On Tuesday, February 29th, ESADE Program Management and the D&I Board held an Innovation Lab kick-off and panel discussion.
• Guido Charosky – ESADE lecturer and Co-Founder of Drop, Design for Innovation
• Ian Collingwood – ESADE lecturer, and COO and Program Director for Startupbootcamp
• Nicholas Sayaan – ESADE second year MBA and Innovation student
• Ivanka Visnjic – Assistant Professor in Service and Innovation Management
What will we get out of the Innovation Lab?
Innovation requires changing your perspective. You need to be able to see an old product with new eyes. To re-consider who your end user – or users! – are. And to believe that failure is merely an obstacle on the road to success.
“Innovation is a different mindset. A skillset,” Guido said. “It can give you a competitive edge.”
The Innovation Lab also emphasizes the end user.
“When I teach design thinking, the goal is that they have empathy for the end user. At the risk of sounding like a hippie, I really believe that’s the key to success,” Ian said.
“I’ve learned to think, ‘Who are my users? What are they looking for? What are their pain points?’” Nicholas said.
The Innovation Lab will also build your upon your ability to handle chaos and ambiguity.
“I’ve learned how to manage the uncertainty about not knowing what my end product is going to be,” Nick said. “A lot of people think that innovation is just creativity…but there are so many stories of really amazing technology that failed. And first-to-market people that failed. It’s more about finding what the true business model is and what’s the best way to capture value. Going forward as manager, you need to keep your end user in mind and be creative in all aspects,” Nicholas said.
What are the specific careers and paths that we can have with Innovation Lab?
Once upon a time, D&i-style employees had to fight with management to prove that the user experience was important, but then Apple came along and…well…no one argues about that anymore.
“There are now more and more companies with Innovation Manager roles,” Guido said.
Companies are also looking for people who can tackle business problems with a completely different approach, even if they don’t spell out “innovation” in the job title.
“Career trajectory is where innovation will become the most important,” Ivanka said.

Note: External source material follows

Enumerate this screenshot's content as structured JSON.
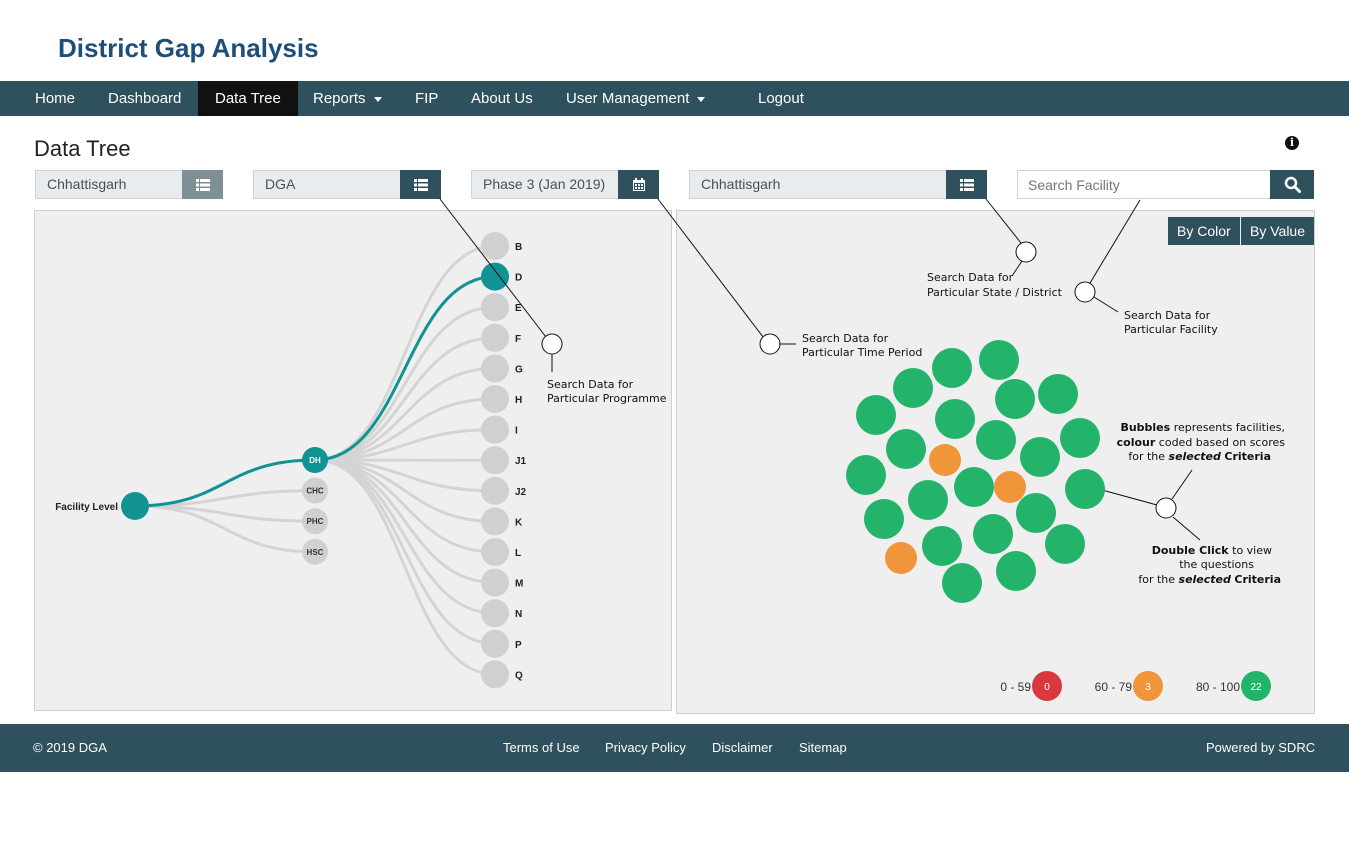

She explained that the demand for an employee with an innovative mindset is growing in Big Four companies and is a strong area of interest in the Executive MBA.
“A lot of them are trying to use innovation for how they consult their clients,” Ivanka said.
“The innovation concept isn’t just one guys responsibility,” Ian said. “Make no mistake, it’s going to be hard. Companies are still conservative…so bridging that gap will be one of your challenges.”
“Design thinking is the new MBA…You guys are in the right place because you’re doing both!” Ian said.